Those of you who follow gaming news might have noticed an upswing in excitement, euphoria and general screaming on Wednesday. This was due to Bethesda finally announcing the next installment of their popular Fallout franchise, simply titled Fallout 4. The project’s been long-teased and long-awaited, and upon its announcement, the fans reacted with the sort of hysteria usually reserved for the outbreak of nuclear war. Or the Half-Life 3/Last Guardian bundle.
For those of you who don’t know your Yao Guai from your Cazadores or your NCR from your FEV, the Fallout series takes place in an America where the Cold War never ended, the culture of the 1950s stayed predominant and the world managed to blow itself up 200 years prior. Your character is usually a Vault Dweller –the descendant of those who hid in survival shelters – who ends up wandering their local wasteland. You explore the vast world, fight enemies, make friends and, most famously, make moral choices that affect the future of the entire world.
The last instalment – Fallout New Vegas – came out five years and one generation of consoles ago. In the interim, any scrap of information relating to a possible Fallout 4 was pounced on faster than a wanderer through the Deathclaw Sanctuary. Voice actors implied the game was coming through social media. There were leaks indicating that the game would be set in Boston and that its map would be three times bigger than Skyrim’s, and a script which suggested that the player character would speak for the first time (and that players would no longer be able to play as a woman).
Then there were outright hoaxes. The most infamous of these was probably TheSurvivor2299, an elaborate wild-goose chase of fake phone numbers, countdown clocks and secret codes that cost £605 to set up. In the end, its Polish creator admitted he just wanted to provoke a real announcement from Bethesda (and upset a lot of people on the internet in the process).
Then, on Tuesday, Fallout’s official website stuck up a “Please Stand By” message and a countdown timer, which was helpfully pointed out by Bethesda’s official Twitter feed. The excitement that grew was almost immediate, and code-savvy individuals started to dig through the website and see what they could find. Someone noticed a script called “institute.js” – in the Fallout universe, the Institute is a shadowy scientific cabal working from Boston – while others managed to uncover box art. Some noted that fallout4.com linked to the same clock. People tried to trick the countdown clock into spilling the beans early by changing the time on their computer.
Some, however, were upset that clues in the code indicated the game would be released on the older generation of consoles – the Xbox 360 and PlayStation 3 – alongside their newer counterparts. They claimed that this would inevitably lead to compromise to ensure the game ran comfortably on older systems, failure to use the newer systems to their full potential and decreased graphical quality.

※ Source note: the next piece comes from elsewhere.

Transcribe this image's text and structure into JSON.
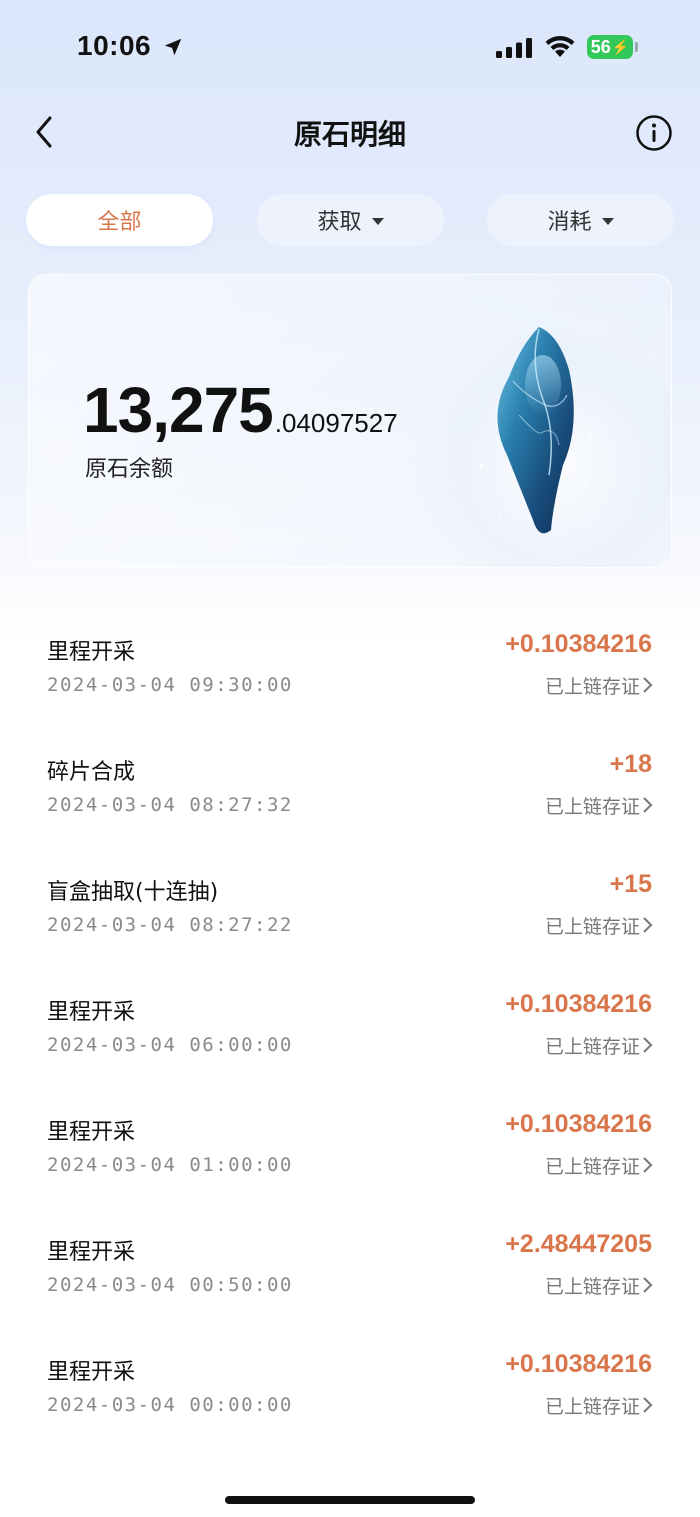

But then one hour before the countdown clock ended, Bethesda prematurely made the Fallout 4 website accessible, confirming the game was actually happening. An hour later, an official trailer was the released. That trailer confirmed the rumours of a talking player character and Bostonian setting, in a world seemingly more functional than the dilapidated wasteland of Fallout 3 (following neatly from New Vegas’ major theme of letting go of the past).
But the past wasn’t completely gone – scenes were shown from a pre-apocalyptic society just before the bombs hit. The trailer was also praised for seemingly using actual, unpolished gameplay graphics, rather than CGI trickery, and for indicating the game would be next-gen only. And also, there was a dog. People really liked the dog.
And there was much rejoicing. But some things are still unclear. Will the pre-apocalyptic sections be just a tutorial or a full-blown subplot? Will we have customizable weapons? Most importantly, will the game contain any of those paid mods (user-made additions that are usually free) Bethesda was lambasted for trying about a month ago? Even now, discussion rages on. Because hype…
Hype never changes.